What most impressed me about Spider-Man though was not any one single factor, but just how complete a game it actually was. Graphically it's about as good as the PlayStation is ever going to get, with a wide breadth of indoor and outdoor textures and a lot of high-quality character models, and in terms of gameplay, while the controls are slightly flawed there's just so much to do and see, and plenty of sub-objectives to keep you interested. For fans of the series, too, there are enough fan-specific elements such as the Stan Lee voiceovers and comic book covers, not to mention the character descriptions to keep you occupied for weeks. The story is hardly original but that doesn't really matter, as in a sense you are playing out a comic book, and as much as it's about story it's about recognition of characters and scenarios and the opportunity to control your hero's path, which Spider-Man offers in bulk. It's hardly just running in a straight line to the end of the level either, there are sections where you have to scale the sides of buildings while avoiding the crosshairs of police snipers, or rocket launchers, and even levels where you're fighting bad guys on the top of the NYC subway trains to save Mary Jane! My personal favourite comes early on, when you've busted in to the upper floors of the Daily Bugle to save Jameson from Scorpion, and instead of thanking you, he yells "Spider-Man? I asked for the Police and I get this!" Sublime.

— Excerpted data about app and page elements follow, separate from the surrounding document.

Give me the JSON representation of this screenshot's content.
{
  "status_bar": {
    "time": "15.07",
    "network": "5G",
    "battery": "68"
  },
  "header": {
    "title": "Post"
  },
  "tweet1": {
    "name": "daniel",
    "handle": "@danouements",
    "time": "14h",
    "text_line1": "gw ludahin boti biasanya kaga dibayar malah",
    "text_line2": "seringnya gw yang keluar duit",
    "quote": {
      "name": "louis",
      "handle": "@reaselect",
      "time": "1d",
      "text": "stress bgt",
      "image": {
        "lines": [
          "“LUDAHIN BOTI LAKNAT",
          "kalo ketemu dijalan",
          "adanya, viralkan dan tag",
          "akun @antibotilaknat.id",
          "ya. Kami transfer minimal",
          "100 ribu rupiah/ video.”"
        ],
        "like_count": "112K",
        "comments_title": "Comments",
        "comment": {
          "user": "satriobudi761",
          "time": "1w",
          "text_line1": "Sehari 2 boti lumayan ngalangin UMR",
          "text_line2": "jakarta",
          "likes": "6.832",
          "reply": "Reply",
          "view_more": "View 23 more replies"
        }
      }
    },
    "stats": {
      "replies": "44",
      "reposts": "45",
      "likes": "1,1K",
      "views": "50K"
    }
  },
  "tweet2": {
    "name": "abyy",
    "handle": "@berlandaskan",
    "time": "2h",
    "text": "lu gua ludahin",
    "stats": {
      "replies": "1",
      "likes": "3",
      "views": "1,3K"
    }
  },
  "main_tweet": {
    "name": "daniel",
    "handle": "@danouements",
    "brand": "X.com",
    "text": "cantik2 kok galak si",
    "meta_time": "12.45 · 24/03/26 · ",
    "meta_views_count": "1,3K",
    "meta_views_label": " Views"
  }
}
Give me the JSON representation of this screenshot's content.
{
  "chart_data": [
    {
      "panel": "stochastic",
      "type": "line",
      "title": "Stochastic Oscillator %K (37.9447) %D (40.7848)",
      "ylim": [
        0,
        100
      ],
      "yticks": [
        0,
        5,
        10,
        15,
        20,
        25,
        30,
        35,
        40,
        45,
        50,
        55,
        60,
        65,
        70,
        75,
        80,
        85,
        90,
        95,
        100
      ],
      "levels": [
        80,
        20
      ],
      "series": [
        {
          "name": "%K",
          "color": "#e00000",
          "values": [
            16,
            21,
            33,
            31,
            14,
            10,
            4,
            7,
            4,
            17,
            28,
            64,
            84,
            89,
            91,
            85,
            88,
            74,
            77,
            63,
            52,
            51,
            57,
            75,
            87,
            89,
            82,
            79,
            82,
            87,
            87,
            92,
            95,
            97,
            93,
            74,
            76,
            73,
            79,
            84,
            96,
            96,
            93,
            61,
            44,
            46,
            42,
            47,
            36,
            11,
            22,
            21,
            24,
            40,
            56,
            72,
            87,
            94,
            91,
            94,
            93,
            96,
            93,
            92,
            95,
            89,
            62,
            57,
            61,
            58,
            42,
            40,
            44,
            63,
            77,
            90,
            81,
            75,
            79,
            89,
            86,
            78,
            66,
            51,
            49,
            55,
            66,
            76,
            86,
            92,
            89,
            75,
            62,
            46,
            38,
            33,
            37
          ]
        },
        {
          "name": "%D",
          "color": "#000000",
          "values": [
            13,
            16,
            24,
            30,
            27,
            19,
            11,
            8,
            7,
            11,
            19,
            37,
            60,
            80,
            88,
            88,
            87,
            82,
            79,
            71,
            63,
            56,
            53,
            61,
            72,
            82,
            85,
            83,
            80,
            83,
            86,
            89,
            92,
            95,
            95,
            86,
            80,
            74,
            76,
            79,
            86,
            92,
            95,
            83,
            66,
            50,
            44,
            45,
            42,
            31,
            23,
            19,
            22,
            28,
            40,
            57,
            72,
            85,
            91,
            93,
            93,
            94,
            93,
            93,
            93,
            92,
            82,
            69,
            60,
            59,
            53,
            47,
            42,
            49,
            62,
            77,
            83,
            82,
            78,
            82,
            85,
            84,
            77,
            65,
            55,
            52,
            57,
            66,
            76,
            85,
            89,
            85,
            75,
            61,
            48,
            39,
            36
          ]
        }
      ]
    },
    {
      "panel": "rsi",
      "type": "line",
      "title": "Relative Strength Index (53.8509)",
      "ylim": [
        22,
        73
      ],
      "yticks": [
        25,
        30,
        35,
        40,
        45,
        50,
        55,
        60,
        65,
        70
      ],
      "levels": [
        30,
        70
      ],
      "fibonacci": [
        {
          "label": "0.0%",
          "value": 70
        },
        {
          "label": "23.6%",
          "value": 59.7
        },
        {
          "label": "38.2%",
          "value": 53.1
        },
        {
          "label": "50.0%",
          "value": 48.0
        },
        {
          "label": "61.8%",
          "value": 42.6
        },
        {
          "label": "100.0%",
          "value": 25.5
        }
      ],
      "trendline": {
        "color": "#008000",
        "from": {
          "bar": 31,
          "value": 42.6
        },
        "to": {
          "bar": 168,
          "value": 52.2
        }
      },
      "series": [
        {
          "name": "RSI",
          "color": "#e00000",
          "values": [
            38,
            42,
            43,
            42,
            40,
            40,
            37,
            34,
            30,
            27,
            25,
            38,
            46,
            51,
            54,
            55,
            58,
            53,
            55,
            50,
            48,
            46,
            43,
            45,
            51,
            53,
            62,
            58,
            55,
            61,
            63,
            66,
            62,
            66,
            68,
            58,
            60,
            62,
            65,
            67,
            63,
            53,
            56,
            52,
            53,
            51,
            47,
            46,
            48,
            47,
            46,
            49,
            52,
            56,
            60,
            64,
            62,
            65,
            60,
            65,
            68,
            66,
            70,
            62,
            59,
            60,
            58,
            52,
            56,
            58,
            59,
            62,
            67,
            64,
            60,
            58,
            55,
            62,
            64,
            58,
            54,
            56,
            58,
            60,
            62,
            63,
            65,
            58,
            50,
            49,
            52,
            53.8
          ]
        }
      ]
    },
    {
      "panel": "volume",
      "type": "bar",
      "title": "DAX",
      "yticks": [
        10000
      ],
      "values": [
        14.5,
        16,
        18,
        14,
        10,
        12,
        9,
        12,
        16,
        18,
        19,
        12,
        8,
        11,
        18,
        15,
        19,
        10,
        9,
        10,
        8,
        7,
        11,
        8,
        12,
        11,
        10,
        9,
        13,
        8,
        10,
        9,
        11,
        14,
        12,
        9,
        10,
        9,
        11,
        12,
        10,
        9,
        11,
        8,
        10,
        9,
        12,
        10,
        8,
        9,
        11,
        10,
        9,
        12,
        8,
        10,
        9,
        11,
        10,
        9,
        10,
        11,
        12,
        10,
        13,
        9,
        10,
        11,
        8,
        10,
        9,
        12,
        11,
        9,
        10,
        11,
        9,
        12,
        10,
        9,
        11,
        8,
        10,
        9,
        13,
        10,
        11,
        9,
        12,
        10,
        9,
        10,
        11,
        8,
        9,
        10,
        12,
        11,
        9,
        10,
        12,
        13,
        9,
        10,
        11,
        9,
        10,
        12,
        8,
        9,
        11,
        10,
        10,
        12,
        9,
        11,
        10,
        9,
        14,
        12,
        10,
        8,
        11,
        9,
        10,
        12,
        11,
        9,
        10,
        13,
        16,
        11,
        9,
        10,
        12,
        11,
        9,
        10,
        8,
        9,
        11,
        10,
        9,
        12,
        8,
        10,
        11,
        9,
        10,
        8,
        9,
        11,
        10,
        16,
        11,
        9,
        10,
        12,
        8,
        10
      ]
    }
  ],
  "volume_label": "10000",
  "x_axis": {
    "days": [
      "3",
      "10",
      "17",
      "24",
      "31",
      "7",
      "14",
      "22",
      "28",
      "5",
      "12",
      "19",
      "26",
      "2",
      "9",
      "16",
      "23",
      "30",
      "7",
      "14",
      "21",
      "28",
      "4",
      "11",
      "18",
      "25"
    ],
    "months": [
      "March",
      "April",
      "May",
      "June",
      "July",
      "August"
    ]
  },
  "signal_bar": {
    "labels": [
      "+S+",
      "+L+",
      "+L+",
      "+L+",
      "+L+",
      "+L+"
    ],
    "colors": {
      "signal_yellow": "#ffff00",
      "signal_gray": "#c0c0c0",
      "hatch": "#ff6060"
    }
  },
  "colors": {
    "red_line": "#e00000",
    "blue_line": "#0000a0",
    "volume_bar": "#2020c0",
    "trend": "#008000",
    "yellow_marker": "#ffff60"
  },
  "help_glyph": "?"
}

The game really does the Spider-Man dynasty justice; lets just hope the lineage continues in quality with the forthcoming PS2 version. If you own a PlayStation though, don't be daft, get out there and buy this, now.